It could be as simple as heeling a circle in front of the barker and treating him every circle that he is quiet. Then build to two circles, three circles and so on. Then build the emotional level little by little by adding more energy into the work you are doing with the other dog, treating every time the barking dog remains quiet. Go slow as you want to increase the emotion, but keep him under enough self control that he will succeed.
Next you can take your dog to other locations where he gets excited and start again. Being liberal with the treats for every improvement. When you take him to class you must pay close attention to him and divert his attention as described above when you see his pre-cues and treat him whenever he settles and for remaining calm.
Another cure can be to teach your dog to “speak” on command. While teaching your dog to speak, you will also be teaching an “off” cue. So, you teach your dog to bark when you say “speak” then tell him “enough” when you wont him to stop. A lot of times putting a cue on an unwanted behavior works wonders as the dog learns to wait for the cue. Putting a “off” cue on at the same time is obviously handy as well. Now when the dog starts making noise he understands the “off” cue. In the beginning be ready with the treats for both cues in all your practices.
If the barking is more frantic and the dog is on the verge of exploding with the danger of also nipping, you must remove the dog from the stimulus and help him regain composure by taking a walk, putting him in the care/crate or going into a down stay until he settles. He is telling you he is over stimulated. You need to pick up on the his pre-cues and resolve the situation before it gets that intense next time.
As for barking on course it is usually caused by the dog getting frustrated in the handler being slow in directing them to the next obstacle or out of joy of running agility. If it becomes desperate, the dog becomes confrontational, or decides he will determine the course, turn your back on him and remove yourselves from the course. By removing the dog from their “fun” you are letting the dog know who actually is in control. The dog gets to have “fun” time as a reward for good behavior and will be removed from it if they misbehave. He may return to where you left off once he cools down and is quiet again.
As you become a better leader and are able to either keep up physically or at least verbally, you should see this type of barking diminish. If there is no way you will ever be able to keep up with your dog physically, you will need to work on distance handling so you can always stay ahead of your dog.

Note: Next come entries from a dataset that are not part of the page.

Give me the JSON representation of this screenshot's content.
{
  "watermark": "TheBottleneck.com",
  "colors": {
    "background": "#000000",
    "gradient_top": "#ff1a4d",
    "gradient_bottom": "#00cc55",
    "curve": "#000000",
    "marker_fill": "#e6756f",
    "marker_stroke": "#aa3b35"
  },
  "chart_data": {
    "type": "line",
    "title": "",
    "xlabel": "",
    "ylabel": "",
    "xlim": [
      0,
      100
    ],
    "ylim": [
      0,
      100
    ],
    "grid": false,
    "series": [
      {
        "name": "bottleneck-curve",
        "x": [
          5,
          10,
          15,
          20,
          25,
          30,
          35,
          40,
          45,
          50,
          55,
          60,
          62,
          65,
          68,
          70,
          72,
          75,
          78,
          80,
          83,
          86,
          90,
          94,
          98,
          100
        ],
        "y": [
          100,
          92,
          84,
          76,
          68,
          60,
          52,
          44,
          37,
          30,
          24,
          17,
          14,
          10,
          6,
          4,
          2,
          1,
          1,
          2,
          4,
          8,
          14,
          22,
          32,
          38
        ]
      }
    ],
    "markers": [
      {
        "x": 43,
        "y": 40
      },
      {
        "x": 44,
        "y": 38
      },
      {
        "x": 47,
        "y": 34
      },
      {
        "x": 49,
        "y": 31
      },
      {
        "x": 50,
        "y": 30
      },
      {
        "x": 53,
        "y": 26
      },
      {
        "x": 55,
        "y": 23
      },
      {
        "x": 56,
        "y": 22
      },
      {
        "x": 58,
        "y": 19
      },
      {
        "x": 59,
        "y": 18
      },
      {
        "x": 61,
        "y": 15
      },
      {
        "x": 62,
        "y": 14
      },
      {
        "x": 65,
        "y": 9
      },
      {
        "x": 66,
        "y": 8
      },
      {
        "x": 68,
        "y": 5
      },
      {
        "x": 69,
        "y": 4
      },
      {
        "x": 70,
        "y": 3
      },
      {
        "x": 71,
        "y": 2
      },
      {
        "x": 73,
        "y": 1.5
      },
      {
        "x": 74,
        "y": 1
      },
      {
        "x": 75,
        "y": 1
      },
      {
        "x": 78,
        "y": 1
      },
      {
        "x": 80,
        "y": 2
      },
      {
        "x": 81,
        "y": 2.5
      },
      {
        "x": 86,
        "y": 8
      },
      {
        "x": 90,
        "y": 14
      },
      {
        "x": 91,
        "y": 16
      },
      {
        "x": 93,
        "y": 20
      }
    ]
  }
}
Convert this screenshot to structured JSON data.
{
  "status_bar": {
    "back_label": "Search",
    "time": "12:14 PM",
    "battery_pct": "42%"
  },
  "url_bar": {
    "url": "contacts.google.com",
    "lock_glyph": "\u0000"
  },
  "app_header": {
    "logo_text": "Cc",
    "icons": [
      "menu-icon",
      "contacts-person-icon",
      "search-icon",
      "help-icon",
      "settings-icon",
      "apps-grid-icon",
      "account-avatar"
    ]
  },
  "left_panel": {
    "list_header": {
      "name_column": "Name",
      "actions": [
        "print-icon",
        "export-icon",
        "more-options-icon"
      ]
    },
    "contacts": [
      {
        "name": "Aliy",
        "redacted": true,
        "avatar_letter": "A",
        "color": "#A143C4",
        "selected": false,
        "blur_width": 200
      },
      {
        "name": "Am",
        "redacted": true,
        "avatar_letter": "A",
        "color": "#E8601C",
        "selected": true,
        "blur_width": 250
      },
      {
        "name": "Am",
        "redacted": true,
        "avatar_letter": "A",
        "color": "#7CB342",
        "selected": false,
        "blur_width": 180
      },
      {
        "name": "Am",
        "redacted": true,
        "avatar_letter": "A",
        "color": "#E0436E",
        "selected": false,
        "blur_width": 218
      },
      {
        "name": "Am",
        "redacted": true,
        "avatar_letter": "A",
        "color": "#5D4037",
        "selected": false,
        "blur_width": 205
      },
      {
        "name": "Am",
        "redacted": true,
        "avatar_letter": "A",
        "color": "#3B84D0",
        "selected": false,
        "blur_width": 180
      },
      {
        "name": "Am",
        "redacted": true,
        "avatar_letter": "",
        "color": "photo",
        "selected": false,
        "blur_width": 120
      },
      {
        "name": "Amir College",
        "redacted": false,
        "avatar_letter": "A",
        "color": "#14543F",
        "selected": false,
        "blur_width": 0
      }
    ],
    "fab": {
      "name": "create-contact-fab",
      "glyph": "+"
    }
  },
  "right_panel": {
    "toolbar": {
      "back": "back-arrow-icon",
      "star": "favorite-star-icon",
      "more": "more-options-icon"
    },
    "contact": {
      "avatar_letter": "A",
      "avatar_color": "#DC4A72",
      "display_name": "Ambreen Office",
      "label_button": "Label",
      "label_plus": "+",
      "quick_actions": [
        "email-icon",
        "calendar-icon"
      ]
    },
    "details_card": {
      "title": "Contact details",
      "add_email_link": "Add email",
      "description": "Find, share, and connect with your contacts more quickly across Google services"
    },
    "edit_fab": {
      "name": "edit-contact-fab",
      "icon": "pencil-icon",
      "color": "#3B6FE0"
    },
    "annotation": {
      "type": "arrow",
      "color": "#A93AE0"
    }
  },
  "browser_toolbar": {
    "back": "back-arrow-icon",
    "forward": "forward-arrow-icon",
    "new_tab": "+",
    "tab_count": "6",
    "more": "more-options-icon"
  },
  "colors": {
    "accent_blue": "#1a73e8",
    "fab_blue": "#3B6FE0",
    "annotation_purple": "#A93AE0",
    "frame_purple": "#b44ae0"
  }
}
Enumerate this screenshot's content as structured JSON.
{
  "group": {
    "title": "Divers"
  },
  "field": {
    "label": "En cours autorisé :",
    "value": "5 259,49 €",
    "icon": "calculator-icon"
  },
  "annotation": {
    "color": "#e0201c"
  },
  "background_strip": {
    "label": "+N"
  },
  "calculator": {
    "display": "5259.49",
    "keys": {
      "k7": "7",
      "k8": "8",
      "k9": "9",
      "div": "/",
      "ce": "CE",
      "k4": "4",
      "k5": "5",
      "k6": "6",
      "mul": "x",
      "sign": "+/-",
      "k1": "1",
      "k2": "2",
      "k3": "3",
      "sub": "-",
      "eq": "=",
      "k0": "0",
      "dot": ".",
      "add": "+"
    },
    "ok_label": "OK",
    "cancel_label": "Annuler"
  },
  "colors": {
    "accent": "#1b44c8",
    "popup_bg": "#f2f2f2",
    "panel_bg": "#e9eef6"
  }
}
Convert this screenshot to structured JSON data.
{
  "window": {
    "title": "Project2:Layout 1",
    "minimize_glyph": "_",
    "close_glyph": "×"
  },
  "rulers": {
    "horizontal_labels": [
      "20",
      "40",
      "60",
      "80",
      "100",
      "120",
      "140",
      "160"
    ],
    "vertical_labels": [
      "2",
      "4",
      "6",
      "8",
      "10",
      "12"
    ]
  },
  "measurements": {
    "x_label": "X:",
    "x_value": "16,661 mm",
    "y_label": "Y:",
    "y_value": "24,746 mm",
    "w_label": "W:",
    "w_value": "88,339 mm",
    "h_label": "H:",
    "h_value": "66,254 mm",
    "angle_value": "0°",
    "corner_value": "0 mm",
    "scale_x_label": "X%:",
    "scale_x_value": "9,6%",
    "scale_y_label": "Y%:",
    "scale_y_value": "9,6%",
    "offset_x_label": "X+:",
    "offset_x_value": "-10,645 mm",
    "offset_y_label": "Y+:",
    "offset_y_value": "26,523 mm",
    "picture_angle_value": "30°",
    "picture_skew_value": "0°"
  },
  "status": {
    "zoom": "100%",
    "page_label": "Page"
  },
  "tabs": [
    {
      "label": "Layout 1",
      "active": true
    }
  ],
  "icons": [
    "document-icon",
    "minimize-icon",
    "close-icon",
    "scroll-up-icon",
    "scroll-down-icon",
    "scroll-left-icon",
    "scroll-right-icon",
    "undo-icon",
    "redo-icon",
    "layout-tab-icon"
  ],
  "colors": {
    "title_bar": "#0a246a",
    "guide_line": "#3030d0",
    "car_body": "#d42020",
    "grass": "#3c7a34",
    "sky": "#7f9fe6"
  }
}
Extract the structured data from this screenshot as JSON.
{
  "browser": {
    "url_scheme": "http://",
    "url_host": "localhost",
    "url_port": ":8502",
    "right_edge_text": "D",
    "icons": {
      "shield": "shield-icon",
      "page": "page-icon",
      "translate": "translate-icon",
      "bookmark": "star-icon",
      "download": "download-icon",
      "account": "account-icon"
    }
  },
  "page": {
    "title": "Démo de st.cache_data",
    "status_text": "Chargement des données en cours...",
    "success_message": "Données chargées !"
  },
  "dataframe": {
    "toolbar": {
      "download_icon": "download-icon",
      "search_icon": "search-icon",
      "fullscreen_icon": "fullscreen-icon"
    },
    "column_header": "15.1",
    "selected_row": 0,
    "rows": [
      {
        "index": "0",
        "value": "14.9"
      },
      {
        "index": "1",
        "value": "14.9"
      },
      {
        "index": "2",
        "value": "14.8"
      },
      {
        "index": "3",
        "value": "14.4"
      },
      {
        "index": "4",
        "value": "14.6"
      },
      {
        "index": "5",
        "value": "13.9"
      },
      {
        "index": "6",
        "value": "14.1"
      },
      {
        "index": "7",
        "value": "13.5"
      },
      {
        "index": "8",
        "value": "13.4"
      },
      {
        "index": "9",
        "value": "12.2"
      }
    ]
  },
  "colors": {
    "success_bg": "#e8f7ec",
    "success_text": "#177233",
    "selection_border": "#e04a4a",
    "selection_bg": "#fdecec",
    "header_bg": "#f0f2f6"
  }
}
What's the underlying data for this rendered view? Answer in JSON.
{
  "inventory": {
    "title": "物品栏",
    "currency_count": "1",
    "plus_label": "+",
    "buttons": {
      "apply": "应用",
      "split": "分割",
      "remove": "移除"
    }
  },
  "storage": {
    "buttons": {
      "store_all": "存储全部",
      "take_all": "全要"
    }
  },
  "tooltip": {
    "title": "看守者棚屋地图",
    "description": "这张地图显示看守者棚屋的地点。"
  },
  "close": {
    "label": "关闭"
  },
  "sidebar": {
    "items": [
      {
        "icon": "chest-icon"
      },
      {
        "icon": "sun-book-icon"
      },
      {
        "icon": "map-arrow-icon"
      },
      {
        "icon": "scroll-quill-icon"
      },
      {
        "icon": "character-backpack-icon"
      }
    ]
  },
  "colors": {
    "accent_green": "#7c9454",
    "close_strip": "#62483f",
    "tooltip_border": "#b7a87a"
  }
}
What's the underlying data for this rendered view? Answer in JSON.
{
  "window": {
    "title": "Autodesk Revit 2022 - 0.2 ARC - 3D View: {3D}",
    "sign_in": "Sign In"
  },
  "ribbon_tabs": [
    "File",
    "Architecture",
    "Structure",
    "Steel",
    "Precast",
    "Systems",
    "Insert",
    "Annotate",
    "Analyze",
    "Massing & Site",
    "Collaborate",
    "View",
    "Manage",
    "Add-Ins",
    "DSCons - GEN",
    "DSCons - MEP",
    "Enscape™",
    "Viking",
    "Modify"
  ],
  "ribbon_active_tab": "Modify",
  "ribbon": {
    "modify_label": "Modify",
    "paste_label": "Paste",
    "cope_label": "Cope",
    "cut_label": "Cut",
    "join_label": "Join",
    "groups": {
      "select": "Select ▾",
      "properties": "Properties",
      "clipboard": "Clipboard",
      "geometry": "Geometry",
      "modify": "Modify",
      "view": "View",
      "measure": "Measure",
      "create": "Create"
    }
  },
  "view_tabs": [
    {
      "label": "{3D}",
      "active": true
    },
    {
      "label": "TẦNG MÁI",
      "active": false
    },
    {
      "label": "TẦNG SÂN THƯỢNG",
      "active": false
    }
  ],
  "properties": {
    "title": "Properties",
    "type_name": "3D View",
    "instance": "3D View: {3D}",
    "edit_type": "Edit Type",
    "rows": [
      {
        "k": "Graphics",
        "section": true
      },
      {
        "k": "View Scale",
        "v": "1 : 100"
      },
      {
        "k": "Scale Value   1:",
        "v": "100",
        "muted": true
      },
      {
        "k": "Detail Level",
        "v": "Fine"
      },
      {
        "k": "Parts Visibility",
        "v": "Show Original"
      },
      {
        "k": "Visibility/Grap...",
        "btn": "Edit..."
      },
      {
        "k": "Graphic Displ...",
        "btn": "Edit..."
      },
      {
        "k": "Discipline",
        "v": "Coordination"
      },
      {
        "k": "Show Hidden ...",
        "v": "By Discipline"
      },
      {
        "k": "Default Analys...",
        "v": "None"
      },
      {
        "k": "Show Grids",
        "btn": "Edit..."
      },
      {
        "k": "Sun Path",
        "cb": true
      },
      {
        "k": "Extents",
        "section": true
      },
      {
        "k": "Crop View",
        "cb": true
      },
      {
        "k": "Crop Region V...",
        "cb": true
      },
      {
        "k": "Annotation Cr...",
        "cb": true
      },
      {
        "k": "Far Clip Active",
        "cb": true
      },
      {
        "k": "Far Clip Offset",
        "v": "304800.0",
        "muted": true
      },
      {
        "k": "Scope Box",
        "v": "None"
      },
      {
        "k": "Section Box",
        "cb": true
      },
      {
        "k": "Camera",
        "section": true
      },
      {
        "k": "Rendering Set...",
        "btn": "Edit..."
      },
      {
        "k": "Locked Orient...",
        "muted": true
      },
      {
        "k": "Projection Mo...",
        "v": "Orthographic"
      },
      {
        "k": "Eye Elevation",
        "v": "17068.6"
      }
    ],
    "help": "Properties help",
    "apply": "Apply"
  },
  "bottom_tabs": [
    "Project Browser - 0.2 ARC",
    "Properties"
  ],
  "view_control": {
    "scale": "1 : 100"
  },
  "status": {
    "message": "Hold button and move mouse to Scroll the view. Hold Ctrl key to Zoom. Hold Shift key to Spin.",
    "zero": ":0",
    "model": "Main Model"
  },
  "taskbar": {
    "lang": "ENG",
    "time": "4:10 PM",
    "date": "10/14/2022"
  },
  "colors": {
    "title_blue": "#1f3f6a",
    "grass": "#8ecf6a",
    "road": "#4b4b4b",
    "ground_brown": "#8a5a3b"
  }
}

Some dogs will never be completely quiet on course, but you can do your part to help your dog learn to control his emotions as well as become a confident leader able to keep the dog’s focus on the next obstacle. And understand the dog is trying to communicate with you. Accept the fact your dog may love to tell you how happy he is to be playing the dog agility game as long as it doesn’t get out of hand or interfere with your ability to direct him.